Find out more about volunteering at Blythe House Hospicecare.

 

Chapel-en-le-Frith youngsters Freya and Ethan continue to raise money for Blythe House after their Mummy, Charlotte started to attend in February 2018, following her breast cancer diagnosis.

Freya, 10, said: ‘We took part in the Jingle Bell Jog in December 2018, and encouraged all our friends at school to do the same. We have a full assembly called collective worship and so me, Ethan and my friend William stood up to talk about Blythe House and why Mummy comes here. We explained why Blythe House is so important because it’s there for people with bad illnesses but that it is such a nice, happy place. Our teacher nearly cried!’

Ethan, 6, added: ‘About 15 friends took part in the Jingle Bell Jog; it was a really fun day – I speeded off in front and nearly caught up with William. Freya, Mummy and I raised about £400 for Blythe House.’

Charlotte said: ‘We have sold Easter chicks and bunnies at the children’s school – Chapel-en-le-Frith C of E VC Primary School – for the last two years, raising vital funds for Blythe House services. We have also got ourselves a fundraising pack for Blythe’s 30th anniversary and hope to host a special event to celebrate.’

‘I want to organise a big, BIG party…’ Freya exclaimed!

If you would like more information about fundraising for Blythe House care and services, we’d be delighted to hear from you. Please contact the fundraising team by calling: 01298 816 995 or email: fundraising@blythehouse.co.uk.

Blythe House Hospicecare was founded in 1989 after local resident, Stan Blythe left a £1,000 legacy to Reverend Betty Packham.

We would love for you to help us celebrate 30 years of hospice care in the High Peak by hosting us a party!

It doesn’t matter what you do, how you do it or where you do it, it’s who you do it with that matters and the fact you are supporting your local hospice, Blythe House Hospicecare.
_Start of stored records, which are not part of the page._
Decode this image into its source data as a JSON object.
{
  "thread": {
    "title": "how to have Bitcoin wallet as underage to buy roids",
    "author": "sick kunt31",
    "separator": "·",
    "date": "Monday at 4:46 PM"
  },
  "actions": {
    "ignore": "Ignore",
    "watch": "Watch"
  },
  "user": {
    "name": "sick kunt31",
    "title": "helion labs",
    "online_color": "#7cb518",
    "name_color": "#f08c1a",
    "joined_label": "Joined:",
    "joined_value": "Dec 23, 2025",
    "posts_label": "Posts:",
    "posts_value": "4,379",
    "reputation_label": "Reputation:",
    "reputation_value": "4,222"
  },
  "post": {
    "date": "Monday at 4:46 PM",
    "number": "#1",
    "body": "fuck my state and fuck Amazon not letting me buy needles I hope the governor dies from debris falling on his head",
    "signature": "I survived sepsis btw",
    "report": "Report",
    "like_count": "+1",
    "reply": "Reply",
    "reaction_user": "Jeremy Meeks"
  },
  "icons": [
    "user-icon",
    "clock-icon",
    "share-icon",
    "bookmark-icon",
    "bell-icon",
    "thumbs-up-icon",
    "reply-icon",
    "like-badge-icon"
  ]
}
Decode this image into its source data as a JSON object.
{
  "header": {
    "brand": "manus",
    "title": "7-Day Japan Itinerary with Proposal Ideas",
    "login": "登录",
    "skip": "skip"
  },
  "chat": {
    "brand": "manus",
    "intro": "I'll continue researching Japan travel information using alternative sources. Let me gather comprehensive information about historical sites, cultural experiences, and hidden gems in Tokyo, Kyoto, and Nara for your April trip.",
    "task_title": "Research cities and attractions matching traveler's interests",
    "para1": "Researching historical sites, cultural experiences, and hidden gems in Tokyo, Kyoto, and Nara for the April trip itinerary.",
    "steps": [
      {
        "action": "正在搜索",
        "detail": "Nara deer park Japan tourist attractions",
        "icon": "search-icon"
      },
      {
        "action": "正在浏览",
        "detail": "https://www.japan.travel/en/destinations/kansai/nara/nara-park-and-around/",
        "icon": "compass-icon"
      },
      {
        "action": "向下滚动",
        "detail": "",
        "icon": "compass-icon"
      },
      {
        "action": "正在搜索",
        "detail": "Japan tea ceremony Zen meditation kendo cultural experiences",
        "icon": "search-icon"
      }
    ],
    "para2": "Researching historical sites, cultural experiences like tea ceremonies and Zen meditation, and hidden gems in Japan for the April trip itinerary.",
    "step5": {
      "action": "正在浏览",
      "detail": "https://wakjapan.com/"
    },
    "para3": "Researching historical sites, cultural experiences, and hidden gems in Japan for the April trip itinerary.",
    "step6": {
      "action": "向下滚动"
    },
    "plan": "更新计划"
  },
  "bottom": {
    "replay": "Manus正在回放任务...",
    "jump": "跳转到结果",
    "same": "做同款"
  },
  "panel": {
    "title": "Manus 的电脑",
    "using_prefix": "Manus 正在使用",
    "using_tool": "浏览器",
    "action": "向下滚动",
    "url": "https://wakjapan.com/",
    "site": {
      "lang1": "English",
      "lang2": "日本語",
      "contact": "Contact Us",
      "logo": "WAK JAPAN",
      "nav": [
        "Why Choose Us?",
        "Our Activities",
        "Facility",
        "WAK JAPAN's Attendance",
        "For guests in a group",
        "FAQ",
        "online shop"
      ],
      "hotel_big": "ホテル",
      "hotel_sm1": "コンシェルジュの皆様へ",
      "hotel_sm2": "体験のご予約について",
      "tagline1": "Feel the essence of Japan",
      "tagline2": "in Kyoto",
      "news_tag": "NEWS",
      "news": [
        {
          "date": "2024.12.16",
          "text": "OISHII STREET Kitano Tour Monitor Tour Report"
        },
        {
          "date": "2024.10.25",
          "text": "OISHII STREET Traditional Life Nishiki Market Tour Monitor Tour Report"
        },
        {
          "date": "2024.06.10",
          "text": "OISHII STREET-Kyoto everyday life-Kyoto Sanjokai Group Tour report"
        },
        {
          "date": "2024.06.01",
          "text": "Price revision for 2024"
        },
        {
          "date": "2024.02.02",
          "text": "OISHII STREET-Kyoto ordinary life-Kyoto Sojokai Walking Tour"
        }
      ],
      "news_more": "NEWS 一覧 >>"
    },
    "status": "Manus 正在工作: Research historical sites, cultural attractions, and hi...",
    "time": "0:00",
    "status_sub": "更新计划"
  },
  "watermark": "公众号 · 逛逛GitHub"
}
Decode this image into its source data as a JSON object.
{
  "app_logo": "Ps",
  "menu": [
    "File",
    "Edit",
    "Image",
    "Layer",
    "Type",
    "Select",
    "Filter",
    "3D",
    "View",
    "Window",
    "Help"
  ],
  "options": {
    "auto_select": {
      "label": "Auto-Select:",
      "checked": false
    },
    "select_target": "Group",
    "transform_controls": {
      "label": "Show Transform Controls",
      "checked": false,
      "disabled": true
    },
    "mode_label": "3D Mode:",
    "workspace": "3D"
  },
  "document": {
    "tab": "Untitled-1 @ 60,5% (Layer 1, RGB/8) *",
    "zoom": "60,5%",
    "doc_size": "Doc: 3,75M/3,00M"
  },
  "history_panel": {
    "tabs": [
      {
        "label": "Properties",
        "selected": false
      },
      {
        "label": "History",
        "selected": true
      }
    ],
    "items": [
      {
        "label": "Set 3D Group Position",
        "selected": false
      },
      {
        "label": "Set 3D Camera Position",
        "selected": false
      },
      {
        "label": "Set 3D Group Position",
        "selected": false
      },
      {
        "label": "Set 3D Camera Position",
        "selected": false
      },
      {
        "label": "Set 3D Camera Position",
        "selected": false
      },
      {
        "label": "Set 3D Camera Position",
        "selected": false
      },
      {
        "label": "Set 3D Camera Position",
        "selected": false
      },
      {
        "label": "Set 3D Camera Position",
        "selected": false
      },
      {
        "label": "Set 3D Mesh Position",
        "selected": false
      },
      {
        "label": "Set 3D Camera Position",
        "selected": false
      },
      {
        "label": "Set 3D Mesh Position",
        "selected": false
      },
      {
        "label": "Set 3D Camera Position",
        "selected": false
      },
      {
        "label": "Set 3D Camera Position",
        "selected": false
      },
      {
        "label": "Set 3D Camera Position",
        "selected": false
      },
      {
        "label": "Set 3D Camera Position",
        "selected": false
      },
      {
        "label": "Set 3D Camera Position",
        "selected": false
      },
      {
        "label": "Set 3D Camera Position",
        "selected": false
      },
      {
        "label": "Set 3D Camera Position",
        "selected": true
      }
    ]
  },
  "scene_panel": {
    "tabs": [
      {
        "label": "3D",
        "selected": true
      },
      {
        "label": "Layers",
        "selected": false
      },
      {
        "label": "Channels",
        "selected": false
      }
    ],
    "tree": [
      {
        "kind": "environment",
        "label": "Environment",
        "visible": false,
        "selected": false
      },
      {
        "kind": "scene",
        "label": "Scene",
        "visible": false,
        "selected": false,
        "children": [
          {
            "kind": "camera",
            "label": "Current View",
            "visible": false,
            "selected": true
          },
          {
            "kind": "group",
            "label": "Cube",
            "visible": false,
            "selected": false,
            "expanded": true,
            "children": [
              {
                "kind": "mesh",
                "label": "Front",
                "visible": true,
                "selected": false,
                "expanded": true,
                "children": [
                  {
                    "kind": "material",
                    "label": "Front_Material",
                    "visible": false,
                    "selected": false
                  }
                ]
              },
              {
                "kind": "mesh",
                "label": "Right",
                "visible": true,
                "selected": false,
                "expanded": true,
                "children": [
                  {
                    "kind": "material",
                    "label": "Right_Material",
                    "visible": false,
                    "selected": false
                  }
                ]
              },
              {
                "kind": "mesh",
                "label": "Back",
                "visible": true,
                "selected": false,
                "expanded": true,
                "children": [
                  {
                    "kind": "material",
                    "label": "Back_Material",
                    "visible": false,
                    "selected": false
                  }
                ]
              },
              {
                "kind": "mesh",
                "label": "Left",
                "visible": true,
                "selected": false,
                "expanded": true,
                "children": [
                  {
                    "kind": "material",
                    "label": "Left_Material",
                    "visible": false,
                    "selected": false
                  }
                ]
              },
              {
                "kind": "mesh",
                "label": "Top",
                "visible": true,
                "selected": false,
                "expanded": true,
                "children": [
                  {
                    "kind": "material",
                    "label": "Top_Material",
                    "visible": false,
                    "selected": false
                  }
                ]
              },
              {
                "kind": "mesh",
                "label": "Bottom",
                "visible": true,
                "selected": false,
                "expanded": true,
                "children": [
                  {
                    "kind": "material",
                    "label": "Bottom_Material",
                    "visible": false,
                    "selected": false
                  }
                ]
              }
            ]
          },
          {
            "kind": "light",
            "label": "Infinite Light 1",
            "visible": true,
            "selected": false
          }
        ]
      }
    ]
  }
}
Please download our fundraising pack request form, fill it in and return it to Blythe House. We will then be able to send you your 30th birthday fundraising pack!

Download a request form

Read more about the history of Blythe House